Carefully curated, these 200 plus poems feature Oliver's work from her very first book of poetry, No Voyage and Other Poems, published in 1963 at the age of 28, through her most recent collection, Felicity, published in 2015. This timeless volume, arranged by Oliver herself, showcases the beloved poet at her edifying best. Within these pages, she provides us with an extraordinary and invaluable collection of her passionate, perceptive, and much-treasured observations of the natural world.
Book Beginnings is at home on Rose City Reader, hosted by Gilion Dumas, and Friday 56 at Freda's Voice, hosted by Freda. I'll also be joining the Book Blog Hop, hosted by Billy over at Ramblings of a Coffee Addicted Writer.
'I Wake Close to Morning
Why do people keep asking to see
God's identity papers
when the darkness opening into morning
is more than enough?
Certainly any god might turn away in disgust.
Think of Sheba approaching
the kingdom of Solomon.
Do you think she had to ask,
"Is this the place?" p.3
This is from her last collection, Felicity from 2015, and I thought it was a lovely opening to the collection. Why must there be proof of beauty and hope and faith, if you can experience it for yourself each morning. It's like a reminder to trust yourself.
I worried lot. Will the garden grow, will the rivers
flow in the right direction, will the earth turn
as it was taught, and if not, how shall
I correct it?
Was I right, was I wrong, will I be forgiven,
can I do better?
Will I ever be able to sing, even the sparrows
can do it and I am, well,
Is my eyesight fading or am I just imagining it,
am I going to get rheumatism,
Finally I saw that worrying had come to nothing.
And gave it up. And took my old body
and went out into the morning.
and sang.' p.59
This one really hit close to home for me because of the spikes in anxiety I've been experiencing the past few months. While I'm not quite capable of "giving it up" yet, this poem did make me unclench a little, which feels like a solid first step.
This week's question was suggested by Billy himself:
Mary Shelley's Frankenstein vs. Bram Stoker's Dracula.

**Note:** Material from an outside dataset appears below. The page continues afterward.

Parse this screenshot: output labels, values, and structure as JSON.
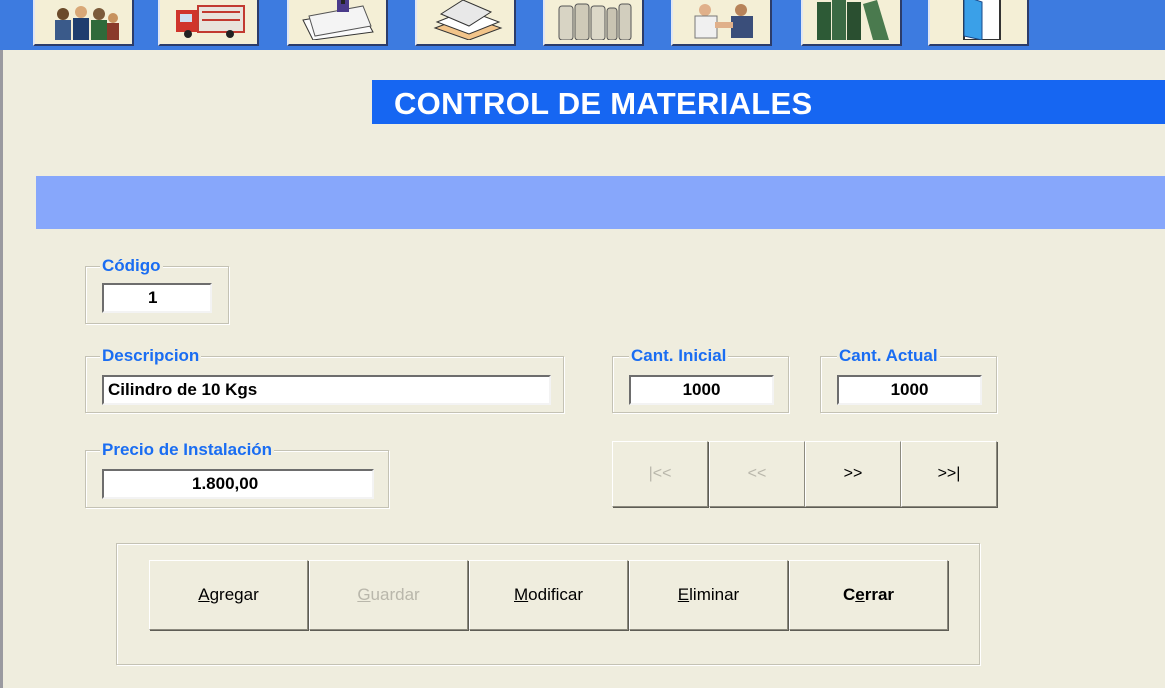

Which classic horror tale is scarier?
Whenever you put up Shelley's Frankenstein as a choice I'm going to have to go with it. It is simply a masterpiece. While it is not scary in the way people expect, in my opinion, it holds some deeply horrifying truths about human nature. The Creature himself isn't horrifying, although of course the idea of animated, stitched together body parts is the worst, but how bereft and alone he is, how his neglect leads to murder, how Frankenstein's abhorrence creates horror, well, it's quite something! Or as this meme puts it:
I straight up copied this meme from Reddit, if someone knows who to credit it to lemme know!
So that's me! A good mix between poetry and horror makes for an intriguing October Friday, I'd say. What are you reading?